Thursday, October 31, 2013

Prompt: There shouldn’t be a light there, part 2

Thanks to Martin for permission to use his beautiful image “1_landscape_speedpaint”!

He hadn’t seen a single person since he reached the northernmost Everglades. It wasn’t that surprising. Since southern Florida had been officially abandoned over fifty years ago, the wildlife had really taken over. He’d kept careful watch to keep above the tide and avoid gators. Even sleeping in an old cypress wasn’t much protection from panthers or pythons though. He’d woken the third morning before dawn to find a fat yellow python coiling around his knees. He’d risked a fire during the day to roast the meat.

It wasn’t till he got around the coast at West Palm Beach that he finally saw the gleam of light flashing on the horizon. He watched it sweep around again and again, mesmerized by its mysterious beauty. What could cast a light this far these days? It wasn’t always wise to go poking into other folks’ business. But Artimus figured it couldn’t hurt to walk on down to Miami and see what he could see.

And here he was, standing in the surf. Abandoned skyscrapers lined the shore, home to nesting birds and vines racing each other up the sides. Still no sign of people. Didn’t mean they weren’t around, though. He’d best be on guard.

Flash. There was the light. Going around the top of the tallest building. Artimus looked up at it for a long time. Bright enough to shine even in the day. No, it didn’t do to be too curious. But he still thought he might climb up and take a look…
Dogs in house
Houdini, Brindle

Time writing:

October word count:


  1. ...Continued...

    “A guess then?” Marki strode past Helar to stand at the edge of the retreating waves. The tide had pulled the water out in the time he had stood, staring. She turned to look back at him. “Well?”

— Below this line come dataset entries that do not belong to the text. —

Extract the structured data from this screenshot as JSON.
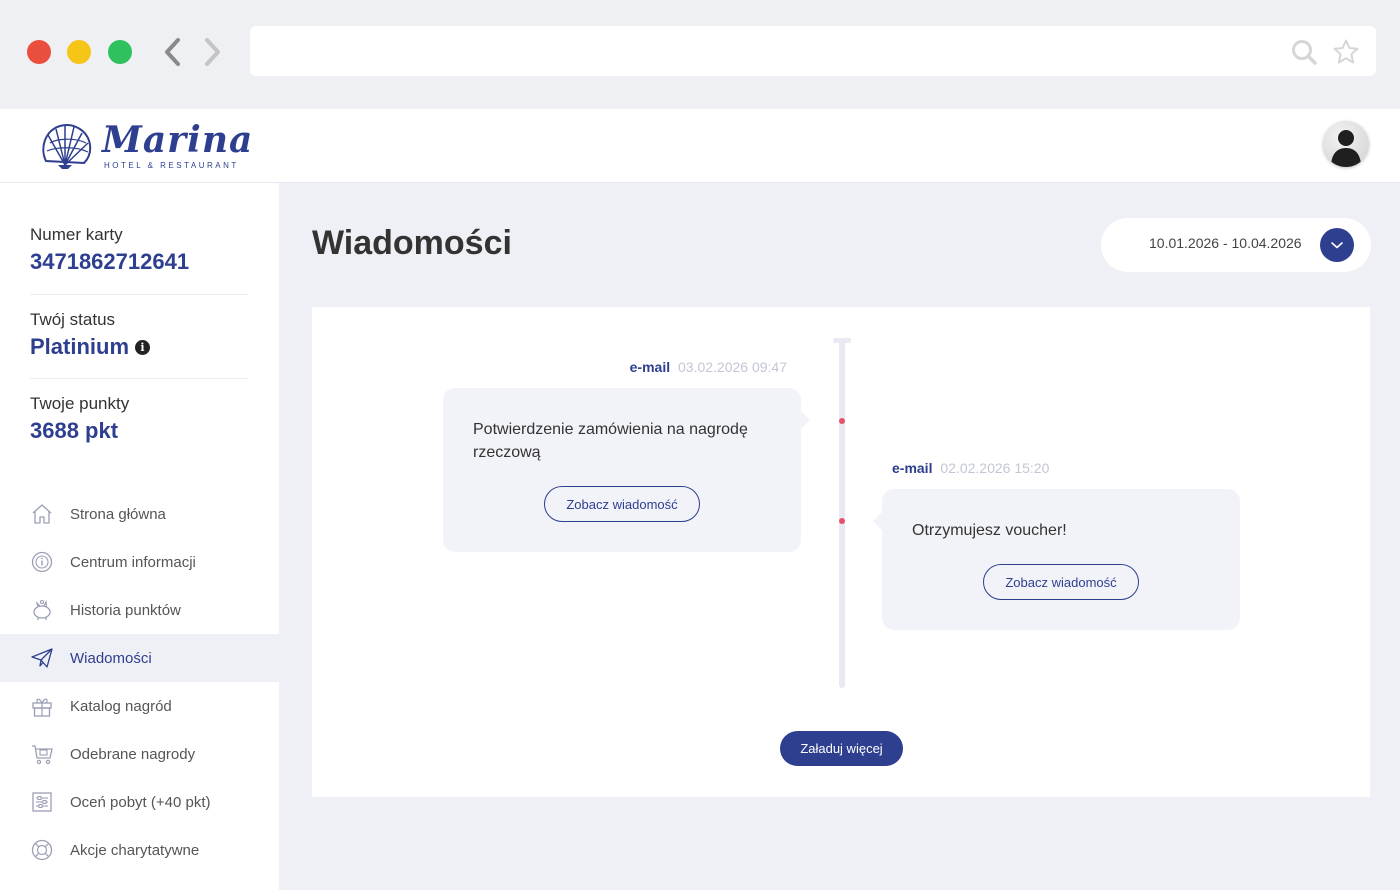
{
  "header": {
    "logo_word": "Marina",
    "logo_subtitle": "HOTEL & RESTAURANT"
  },
  "sidebar": {
    "card_number": {
      "label": "Numer karty",
      "value": "3471862712641"
    },
    "status": {
      "label": "Twój status",
      "value": "Platinium"
    },
    "points": {
      "label": "Twoje punkty",
      "value": "3688 pkt"
    },
    "menu": [
      {
        "label": "Strona główna",
        "icon": "home-icon",
        "active": false
      },
      {
        "label": "Centrum informacji",
        "icon": "info-coin-icon",
        "active": false
      },
      {
        "label": "Historia punktów",
        "icon": "piggy-bank-icon",
        "active": false
      },
      {
        "label": "Wiadomości",
        "icon": "paper-plane-icon",
        "active": true
      },
      {
        "label": "Katalog nagród",
        "icon": "gift-box-icon",
        "active": false
      },
      {
        "label": "Odebrane nagrody",
        "icon": "gift-cart-icon",
        "active": false
      },
      {
        "label": "Oceń pobyt (+40 pkt)",
        "icon": "rating-sliders-icon",
        "active": false
      },
      {
        "label": "Akcje charytatywne",
        "icon": "lifebuoy-icon",
        "active": false
      }
    ]
  },
  "main": {
    "title": "Wiadomości",
    "date_range": "10.01.2026 - 10.04.2026",
    "messages": [
      {
        "type": "e-mail",
        "timestamp": "03.02.2026 09:47",
        "text": "Potwierdzenie zamówienia na nagrodę rzeczową",
        "button": "Zobacz wiadomość"
      },
      {
        "type": "e-mail",
        "timestamp": "02.02.2026 15:20",
        "text": "Otrzymujesz voucher!",
        "button": "Zobacz wiadomość"
      }
    ],
    "load_more": "Załaduj więcej"
  },
  "colors": {
    "brand": "#2e3f8f",
    "timeline_dot": "#e8516a",
    "page_bg": "#eff0f5",
    "bubble_bg": "#f2f3f8"
  }
}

    He took advantage of the moments as he walked to meet her to remain silent. He stopped and stabbed his staff at white froth. “What do you know of the towers?”

    Something of his trepidation must have leaked into his tone, for she shifted slightly, her stiff, energetic bearing softening, almost melting. “They’re from before.” Her words were soft now, fading into the fog. Her beads tinkled and she grasped her wrists, silencing them. “Someone is going to have to go see, aren’t they?”

    _Someone_. But how would the other elders react to this? None had believed Marki, their fear clouding their judgement, as Helar’s had tried to do – until his sense of duty and conviction that Marki, his own flesh and blood, even if she did not know it, would not have lied. He could see echoes of history repeating, just as the ever-more distant waves lapped in front of him: denial, squabbling, until it was too late, and disaster was upon them. But ignoring this was a disaster too large.

    “I’ll go,” Marki said, one step ahead of him, as always.


    She smiled, her features now etched in soft shadows as the fog began to dissipate with the dawn. “You shan’t be able to stop me, you know.”

    Oh, he knew. “I can join you.”

    She tilted her head. “That would be nice.” Something in her words belied their blandness, a suppressed excitement. She shook, tinkling, and the sun broke fully through the fog as if her beads had banished its last vestiges.

    Time writing: 30 min

  2. Oh, tricky, making me continue from yesterday! I like your mystery. Who is at the lighthouse?